---------- Data ----------
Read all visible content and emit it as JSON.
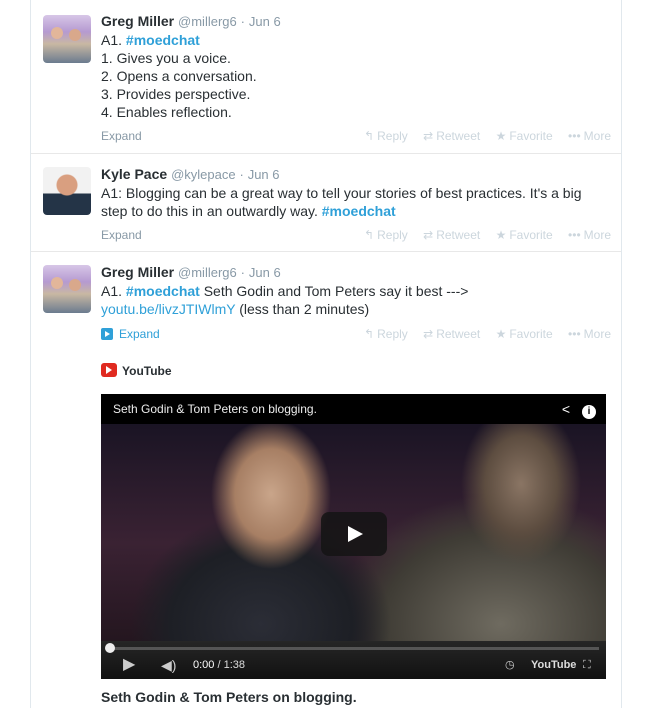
{
  "tweets": [
    {
      "fullname": "Greg Miller",
      "handle": "@millerg6",
      "time": "Jun 6",
      "text_prefix": "A1. ",
      "hashtag": "#moedchat",
      "lines": [
        "1. Gives you a voice.",
        "2. Opens a conversation.",
        "3. Provides perspective.",
        "4. Enables reflection."
      ],
      "expand": "Expand"
    },
    {
      "fullname": "Kyle Pace",
      "handle": "@kylepace",
      "time": "Jun 6",
      "line1": "A1: Blogging can be a great way to tell your stories of best practices. It's a big",
      "line2": "step to do this in an outwardly way.",
      "hashtag": "#moedchat",
      "expand": "Expand"
    },
    {
      "fullname": "Greg Miller",
      "handle": "@millerg6",
      "time": "Jun 6",
      "text_prefix": "A1. ",
      "hashtag": "#moedchat",
      "text_rest": " Seth Godin and Tom Peters say it best --->",
      "link": "youtu.be/livzJTIWlmY",
      "text_suffix": " (less than 2 minutes)",
      "expand": "Expand"
    }
  ],
  "actions": {
    "reply": "Reply",
    "retweet": "Retweet",
    "favorite": "Favorite",
    "more": "More"
  },
  "card": {
    "provider": "YouTube",
    "video_title": "Seth Godin & Tom Peters on blogging.",
    "time_current": "0:00",
    "time_separator": " / ",
    "time_total": "1:38",
    "progress": 0,
    "yt_wordmark": "YouTube",
    "caption": "Seth Godin & Tom Peters on blogging."
  },
  "colors": {
    "link": "#2fa0d8",
    "muted": "#8899a6",
    "action": "#ccd6dd",
    "youtube_red": "#e02a20"
  }
}
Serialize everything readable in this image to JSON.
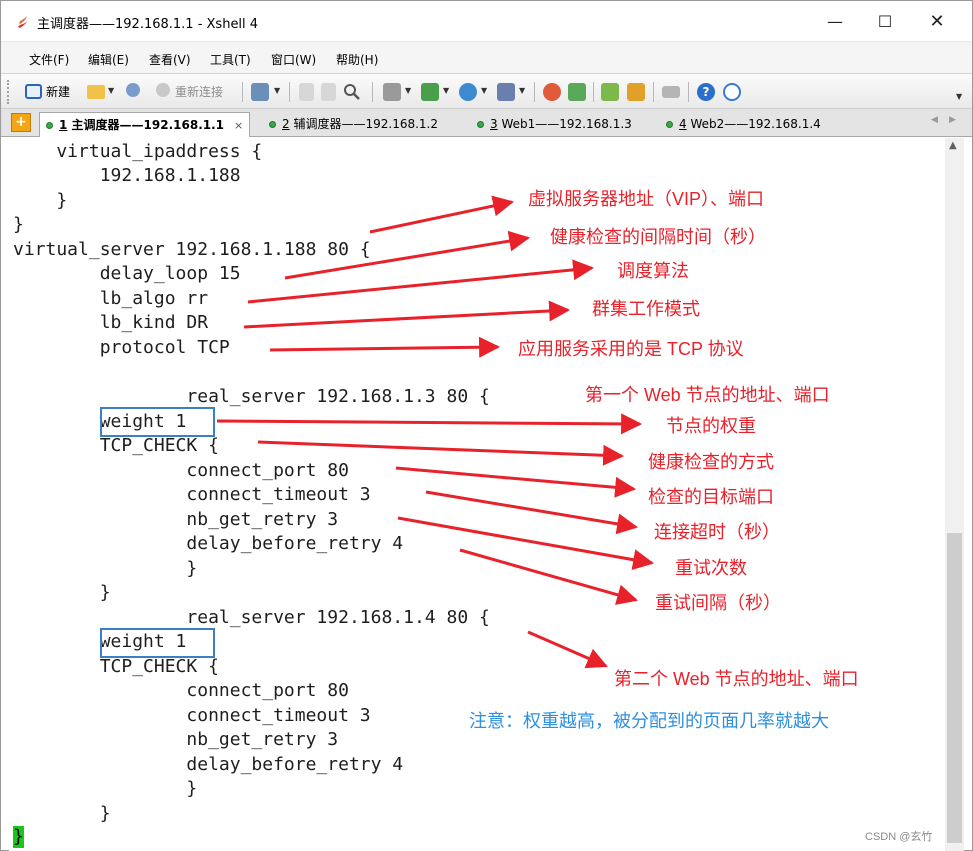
{
  "window": {
    "title": "主调度器——192.168.1.1 - Xshell 4",
    "minimize": "—",
    "maximize": "☐",
    "close": "✕"
  },
  "menu": [
    "文件(F)",
    "编辑(E)",
    "查看(V)",
    "工具(T)",
    "窗口(W)",
    "帮助(H)"
  ],
  "toolbar": {
    "new_label": "新建",
    "reconnect_label": "重新连接"
  },
  "tabs": [
    {
      "num": "1",
      "label": "主调度器——192.168.1.1",
      "active": true
    },
    {
      "num": "2",
      "label": "辅调度器——192.168.1.2",
      "active": false
    },
    {
      "num": "3",
      "label": "Web1——192.168.1.3",
      "active": false
    },
    {
      "num": "4",
      "label": "Web2——192.168.1.4",
      "active": false
    }
  ],
  "terminal": {
    "lines": [
      "    virtual_ipaddress {",
      "        192.168.1.188",
      "    }",
      "}",
      "virtual_server 192.168.1.188 80 {",
      "        delay_loop 15",
      "        lb_algo rr",
      "        lb_kind DR",
      "        protocol TCP",
      "",
      "                real_server 192.168.1.3 80 {",
      "        weight 1",
      "        TCP_CHECK {",
      "                connect_port 80",
      "                connect_timeout 3",
      "                nb_get_retry 3",
      "                delay_before_retry 4",
      "                }",
      "        }",
      "                real_server 192.168.1.4 80 {",
      "        weight 1",
      "        TCP_CHECK {",
      "                connect_port 80",
      "                connect_timeout 3",
      "                nb_get_retry 3",
      "                delay_before_retry 4",
      "                }",
      "        }"
    ],
    "cursor_char": "}"
  },
  "annotations": {
    "vip": "虚拟服务器地址（VIP）、端口",
    "delay_loop": "健康检查的间隔时间（秒）",
    "lb_algo": "调度算法",
    "lb_kind": "群集工作模式",
    "protocol": "应用服务采用的是 TCP 协议",
    "real_server_1": "第一个 Web 节点的地址、端口",
    "weight": "节点的权重",
    "tcp_check": "健康检查的方式",
    "connect_port": "检查的目标端口",
    "connect_timeout": "连接超时（秒）",
    "nb_get_retry": "重试次数",
    "delay_before_retry": "重试间隔（秒）",
    "real_server_2": "第二个 Web 节点的地址、端口",
    "note": "注意：权重越高，被分配到的页面几率就越大"
  },
  "watermark": "CSDN @玄竹",
  "colors": {
    "annotation_red": "#e8222b",
    "note_blue": "#2d8fe0",
    "highlight_box": "#3b7fc4",
    "cursor_green": "#19c719"
  }
}
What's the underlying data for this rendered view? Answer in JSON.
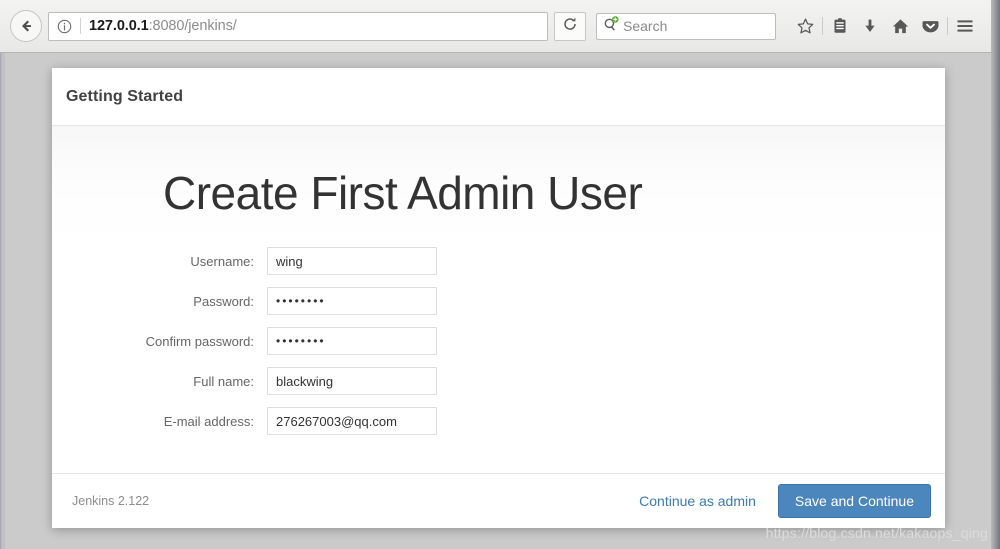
{
  "browser": {
    "back_icon": "back-arrow-icon",
    "url": {
      "info_icon": "page-info-icon",
      "host": "127.0.0.1",
      "rest": ":8080/jenkins/",
      "full": "127.0.0.1:8080/jenkins/"
    },
    "reload_icon": "reload-icon",
    "search": {
      "icon": "search-add-engine-icon",
      "placeholder": "Search",
      "value": ""
    },
    "toolbar_icons": [
      {
        "name": "bookmark-star-icon",
        "label": "Bookmark"
      },
      {
        "name": "library-icon",
        "label": "Library"
      },
      {
        "name": "downloads-icon",
        "label": "Downloads"
      },
      {
        "name": "home-icon",
        "label": "Home"
      },
      {
        "name": "pocket-icon",
        "label": "Pocket"
      },
      {
        "name": "menu-hamburger-icon",
        "label": "Open menu"
      }
    ]
  },
  "card": {
    "header_title": "Getting Started",
    "main_title": "Create First Admin User",
    "form": [
      {
        "label": "Username:",
        "value": "wing",
        "type": "text",
        "name": "username"
      },
      {
        "label": "Password:",
        "value": "••••••••",
        "type": "password",
        "name": "password"
      },
      {
        "label": "Confirm password:",
        "value": "••••••••",
        "type": "password",
        "name": "confirm-password"
      },
      {
        "label": "Full name:",
        "value": "blackwing",
        "type": "text",
        "name": "fullname"
      },
      {
        "label": "E-mail address:",
        "value": "276267003@qq.com",
        "type": "text",
        "name": "email"
      }
    ],
    "footer": {
      "version": "Jenkins 2.122",
      "secondary_label": "Continue as admin",
      "primary_label": "Save and Continue"
    }
  },
  "watermark": "https://blog.csdn.net/kakaops_qing",
  "colors": {
    "primary_button": "#4b86bd",
    "link": "#3b7ab5",
    "page_background": "#cbcbcb",
    "search_badge_green": "#5cb33a"
  }
}
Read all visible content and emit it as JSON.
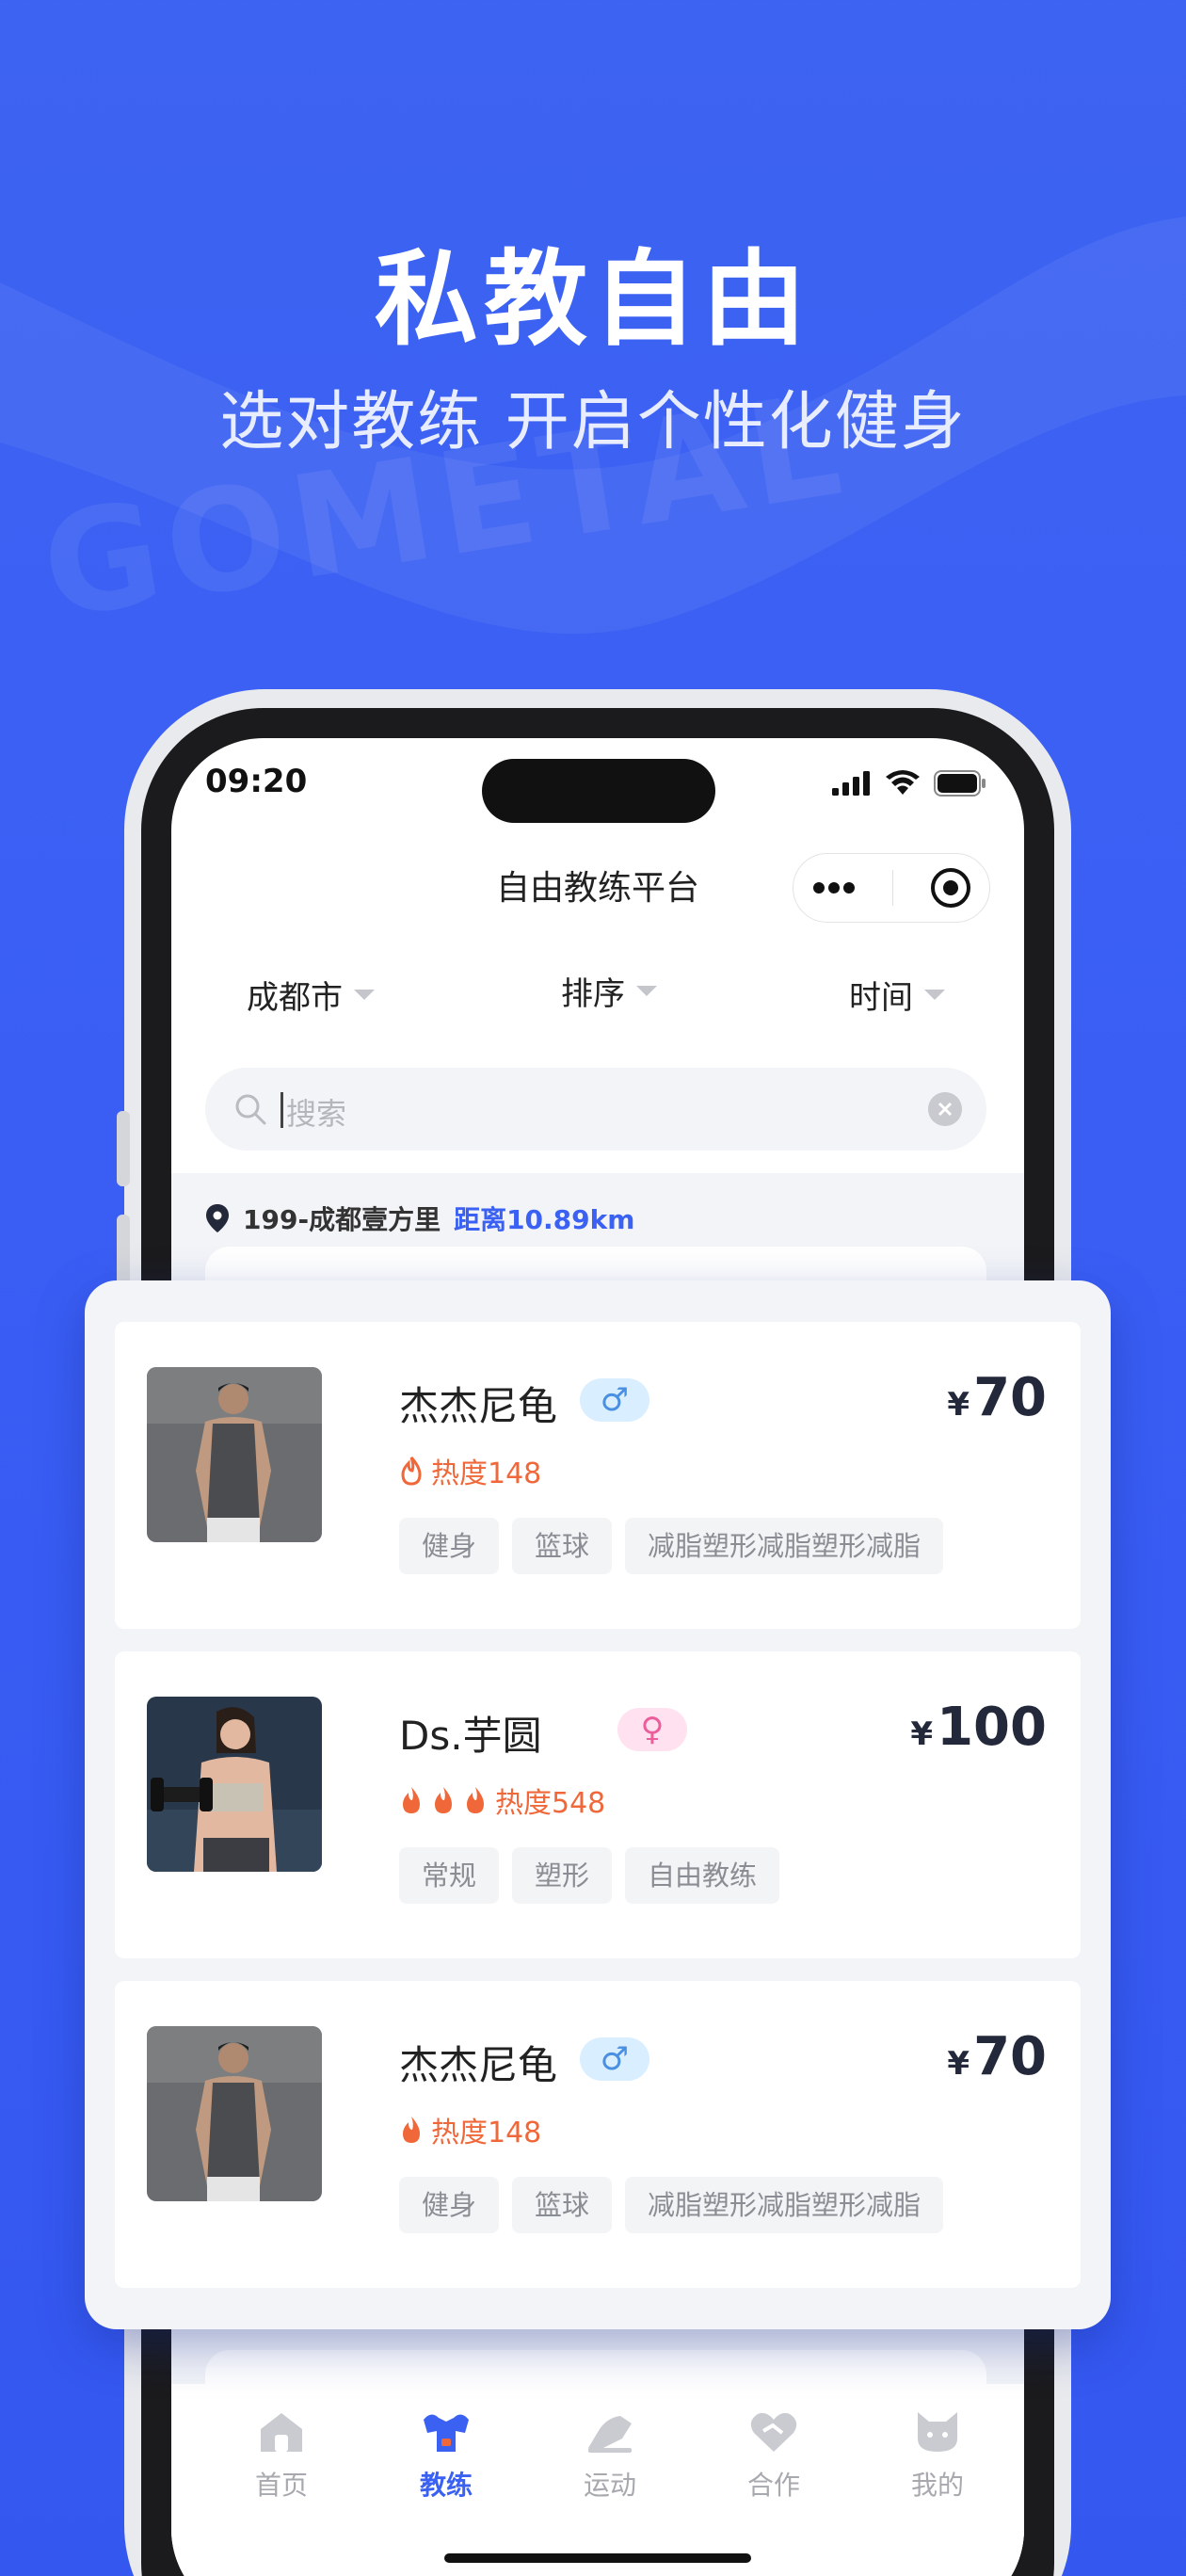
{
  "hero": {
    "title": "私教自由",
    "subtitle": "选对教练 开启个性化健身",
    "watermark": "GOMETAL"
  },
  "status_bar": {
    "time": "09:20"
  },
  "nav": {
    "title": "自由教练平台"
  },
  "filters": {
    "city": "成都市",
    "sort": "排序",
    "time": "时间"
  },
  "search": {
    "placeholder": "搜索"
  },
  "location": {
    "name": "199-成都壹方里",
    "distance": "距离10.89km"
  },
  "coaches": [
    {
      "name": "杰杰尼龟",
      "gender": "male",
      "gender_symbol": "♂",
      "heat_label": "热度148",
      "flames": 1,
      "price_symbol": "¥",
      "price": "70",
      "tags": [
        "健身",
        "篮球",
        "减脂塑形减脂塑形减脂"
      ]
    },
    {
      "name": "Ds.芋圆",
      "gender": "female",
      "gender_symbol": "♀",
      "heat_label": "热度548",
      "flames": 3,
      "price_symbol": "¥",
      "price": "100",
      "tags": [
        "常规",
        "塑形",
        "自由教练"
      ]
    },
    {
      "name": "杰杰尼龟",
      "gender": "male",
      "gender_symbol": "♂",
      "heat_label": "热度148",
      "flames": 1,
      "price_symbol": "¥",
      "price": "70",
      "tags": [
        "健身",
        "篮球",
        "减脂塑形减脂塑形减脂"
      ]
    }
  ],
  "tabbar": {
    "items": [
      {
        "label": "首页",
        "icon": "home-icon",
        "active": false
      },
      {
        "label": "教练",
        "icon": "coach-icon",
        "active": true
      },
      {
        "label": "运动",
        "icon": "sport-icon",
        "active": false
      },
      {
        "label": "合作",
        "icon": "cooperation-icon",
        "active": false
      },
      {
        "label": "我的",
        "icon": "profile-icon",
        "active": false
      }
    ]
  },
  "colors": {
    "brand_blue": "#3b61f2",
    "heat_orange": "#f0683a",
    "price_dark": "#23283a"
  }
}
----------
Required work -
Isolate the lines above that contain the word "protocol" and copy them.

Answer space -
      "        protocol TCP",
    "protocol": "应用服务采用的是 TCP 协议",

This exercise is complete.